Does job embeddedness predict turnover intentions in SMEs?

Alan Coetzer, Chutarat Inma, Paul Poisat, Janice Redmond, Craig Standing
2019 International Journal of Productivity and Performance Management  
Alan Coetzer is a senior lecturer in strategic human resource management in the School of Business and Law at Edith Cowan University, Western Australia. Alan has delivered several conference papers and published many scholarly articles in international peer-reviewed journals. His research interests include HRM in small and medium-sized enterprises with a special focus on employee learning and development. Chutarat Inma is a research consultant in the School of Business and Law at Edith Cowan
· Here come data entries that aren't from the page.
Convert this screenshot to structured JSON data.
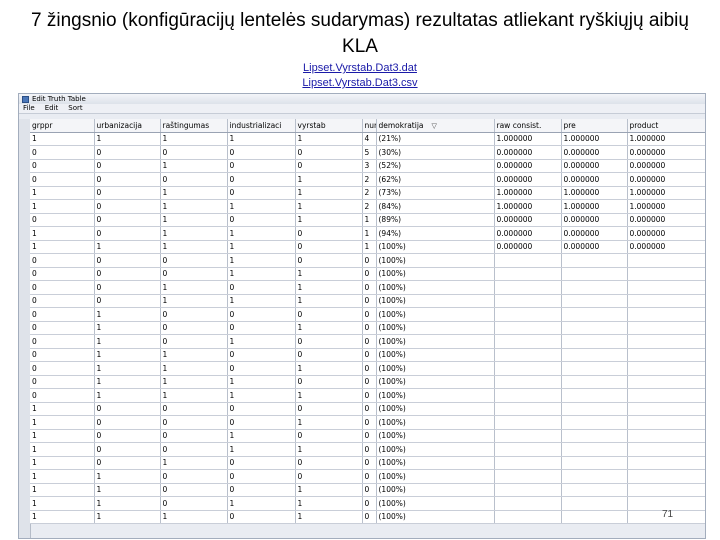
{
  "slide": {
    "title": "7 žingsnio (konfigūracijų lentelės sudarymas) rezultatas atliekant ryškiųjų aibių KLA",
    "links": [
      "Lipset.Vyrstab.Dat3.dat",
      "Lipset.Vyrstab.Dat3.csv"
    ],
    "page_number": "71"
  },
  "window": {
    "title": "Edit Truth Table",
    "menu": [
      "File",
      "Edit",
      "Sort"
    ]
  },
  "table": {
    "columns": [
      "grppr",
      "urbanizacija",
      "raštingumas",
      "industrializaci",
      "vyrstab",
      "number",
      "demokratija",
      "raw consist.",
      "pre",
      "product"
    ],
    "rows": [
      [
        "1",
        "1",
        "1",
        "1",
        "1",
        "4",
        "(21%)",
        "1.000000",
        "1.000000",
        "1.000000"
      ],
      [
        "0",
        "0",
        "0",
        "0",
        "0",
        "5",
        "(30%)",
        "0.000000",
        "0.000000",
        "0.000000"
      ],
      [
        "0",
        "0",
        "1",
        "0",
        "0",
        "3",
        "(52%)",
        "0.000000",
        "0.000000",
        "0.000000"
      ],
      [
        "0",
        "0",
        "0",
        "0",
        "1",
        "2",
        "(62%)",
        "0.000000",
        "0.000000",
        "0.000000"
      ],
      [
        "1",
        "0",
        "1",
        "0",
        "1",
        "2",
        "(73%)",
        "1.000000",
        "1.000000",
        "1.000000"
      ],
      [
        "1",
        "0",
        "1",
        "1",
        "1",
        "2",
        "(84%)",
        "1.000000",
        "1.000000",
        "1.000000"
      ],
      [
        "0",
        "0",
        "1",
        "0",
        "1",
        "1",
        "(89%)",
        "0.000000",
        "0.000000",
        "0.000000"
      ],
      [
        "1",
        "0",
        "1",
        "1",
        "0",
        "1",
        "(94%)",
        "0.000000",
        "0.000000",
        "0.000000"
      ],
      [
        "1",
        "1",
        "1",
        "1",
        "0",
        "1",
        "(100%)",
        "0.000000",
        "0.000000",
        "0.000000"
      ],
      [
        "0",
        "0",
        "0",
        "1",
        "0",
        "0",
        "(100%)",
        "",
        "",
        ""
      ],
      [
        "0",
        "0",
        "0",
        "1",
        "1",
        "0",
        "(100%)",
        "",
        "",
        ""
      ],
      [
        "0",
        "0",
        "1",
        "0",
        "1",
        "0",
        "(100%)",
        "",
        "",
        ""
      ],
      [
        "0",
        "0",
        "1",
        "1",
        "1",
        "0",
        "(100%)",
        "",
        "",
        ""
      ],
      [
        "0",
        "1",
        "0",
        "0",
        "0",
        "0",
        "(100%)",
        "",
        "",
        ""
      ],
      [
        "0",
        "1",
        "0",
        "0",
        "1",
        "0",
        "(100%)",
        "",
        "",
        ""
      ],
      [
        "0",
        "1",
        "0",
        "1",
        "0",
        "0",
        "(100%)",
        "",
        "",
        ""
      ],
      [
        "0",
        "1",
        "1",
        "0",
        "0",
        "0",
        "(100%)",
        "",
        "",
        ""
      ],
      [
        "0",
        "1",
        "1",
        "0",
        "1",
        "0",
        "(100%)",
        "",
        "",
        ""
      ],
      [
        "0",
        "1",
        "1",
        "1",
        "0",
        "0",
        "(100%)",
        "",
        "",
        ""
      ],
      [
        "0",
        "1",
        "1",
        "1",
        "1",
        "0",
        "(100%)",
        "",
        "",
        ""
      ],
      [
        "1",
        "0",
        "0",
        "0",
        "0",
        "0",
        "(100%)",
        "",
        "",
        ""
      ],
      [
        "1",
        "0",
        "0",
        "0",
        "1",
        "0",
        "(100%)",
        "",
        "",
        ""
      ],
      [
        "1",
        "0",
        "0",
        "1",
        "0",
        "0",
        "(100%)",
        "",
        "",
        ""
      ],
      [
        "1",
        "0",
        "0",
        "1",
        "1",
        "0",
        "(100%)",
        "",
        "",
        ""
      ],
      [
        "1",
        "0",
        "1",
        "0",
        "0",
        "0",
        "(100%)",
        "",
        "",
        ""
      ],
      [
        "1",
        "1",
        "0",
        "0",
        "0",
        "0",
        "(100%)",
        "",
        "",
        ""
      ],
      [
        "1",
        "1",
        "0",
        "0",
        "1",
        "0",
        "(100%)",
        "",
        "",
        ""
      ],
      [
        "1",
        "1",
        "0",
        "1",
        "1",
        "0",
        "(100%)",
        "",
        "",
        ""
      ],
      [
        "1",
        "1",
        "1",
        "0",
        "1",
        "0",
        "(100%)",
        "",
        "",
        ""
      ]
    ]
  }
}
more » ... w at Edith Cowan University. She works as a statistician advising higher degree research students on several multidisciplinary research projects. Her research interests are in business format franchising, human resource management and occupational safety and health. Chutarat has also worked as an educator for a state government occupational safety and health regulator for several years. Paul Poisat teaches in the field of HRM at the Nelson Mandela University Business School. He is a member of the South African Board for Personnel Practice and former chair of the Institute of People Management. He actively engages with industry and is a preferred HR, Labour Relations and Industrial Relations advisor, programme developer and course presenter to several large companies and government departments. His research achievements include several studies conducted for multinational organisations on the topic of employee engagement. Janice Redmond has a significant background in the education and government sectors including working in areas of Human Resource Management with responsibility for recruitment, retention and case management. Janice is a professional member of the Australian Human Resource Institute. She is currently involved in a number of collaborative projects with local and international partners. These projects include: small business owners' preparation for retirement; HRM issues, and digital entrepreneurship. Craig Standing studied at Lancaster University, University of Manchester, and the University of Western Australia. He has published in the top ten Information Systems journals and has presented at many international conferences. He has obtained significant research funds including the prestigious Australian Research Council Awards. Craig has authored several books on information systems that have been adopted by university courses in information systems. Does Job Embeddedness Predict Turnover Intentions in SMEs? Abstract Purpose: There is an absence of research examining job embeddedness in SMEs. Results of job embeddedness studies may not apply to SMEs, because the process of managing a SME differs from that of the large firm. The purpose of this study was to examine relationships between (a) on-the-job embeddedness, as well as each of its sub-dimensions, and turnover intentions; and (b) group cohesion, on-the-job embeddedness and turnover intentions. Design/methodology/approach: Data were collected from 147 employees in SMEs located in Perth, Western Australia and 350 employees from SMEs operating in four business centres in South Africa. After invariance testing, data from the two countries were combined to increase statistical power of the analysis. Findings: On-the-job embeddedness and each sub-dimension were negatively related to turnover intentions. Group cohesion was positively related to composite on-the-job embeddedness. Findings suggest that while group cohesion on its own does not reduce turnover intentions, it does contribute to development of on-the-job embeddedness that, in turn, reduces turnover intentions. Research limitations/implications: Future research should control for the effects of external influences on turnover intentions. Findings imply that managerial actions related to antecedents of group cohesion could foster the on-the-job embeddedness of employees. Originality/value: This study is perhaps the first that tests the operation of on-the-job embeddedness in SMEs located in two countries. The conceptual arguments for links between each of the subdimensions of on-the-job embeddedness and turnover intentions are based on distinctive characteristics of SMEs and can serve as a theoretical foundation for future research on embeddedness in SMEs.
doi:10.1108/ijppm-03-2018-0108 fatcat:2gyn5b4oqjhbrfbw755ys2ne6e